■ **Task details**:
Type out all the records again exactly.

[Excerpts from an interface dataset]
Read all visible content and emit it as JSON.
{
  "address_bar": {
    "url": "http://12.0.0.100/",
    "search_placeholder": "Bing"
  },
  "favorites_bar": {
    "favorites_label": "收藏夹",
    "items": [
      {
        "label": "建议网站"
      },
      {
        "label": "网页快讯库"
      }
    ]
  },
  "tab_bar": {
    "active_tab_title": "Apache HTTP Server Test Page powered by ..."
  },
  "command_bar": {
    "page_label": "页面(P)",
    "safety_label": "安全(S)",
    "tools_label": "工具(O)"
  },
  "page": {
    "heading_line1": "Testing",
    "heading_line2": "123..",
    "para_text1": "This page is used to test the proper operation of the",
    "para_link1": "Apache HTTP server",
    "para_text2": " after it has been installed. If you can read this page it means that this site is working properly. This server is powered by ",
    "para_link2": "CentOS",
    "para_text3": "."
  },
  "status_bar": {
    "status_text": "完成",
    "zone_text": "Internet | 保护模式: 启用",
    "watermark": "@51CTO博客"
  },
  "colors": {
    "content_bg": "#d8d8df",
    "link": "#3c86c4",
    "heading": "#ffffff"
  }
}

■ **Solution to the problem**:
Read all visible content and emit it as JSON.
{
  "address_bar": {
    "url": "http://12.0.0.100/",
    "search_placeholder": "Bing"
  },
  "favorites_bar": {
    "favorites_label": "收藏夹",
    "items": [
      {
        "label": "建议网站"
      },
      {
        "label": "网页快讯库"
      }
    ]
  },
  "tab_bar": {
    "active_tab_title": "Apache HTTP Server Test Page powered by ..."
  },
  "command_bar": {
    "page_label": "页面(P)",
    "safety_label": "安全(S)",
    "tools_label": "工具(O)"
  },
  "page": {
    "heading_line1": "Testing",
    "heading_line2": "123..",
    "para_text1": "This page is used to test the proper operation of the",
    "para_link1": "Apache HTTP server",
    "para_text2": " after it has been installed. If you can read this page it means that this site is working properly. This server is powered by ",
    "para_link2": "CentOS",
    "para_text3": "."
  },
  "status_bar": {
    "status_text": "完成",
    "zone_text": "Internet | 保护模式: 启用",
    "watermark": "@51CTO博客"
  },
  "colors": {
    "content_bg": "#d8d8df",
    "link": "#3c86c4",
    "heading": "#ffffff"
  }
}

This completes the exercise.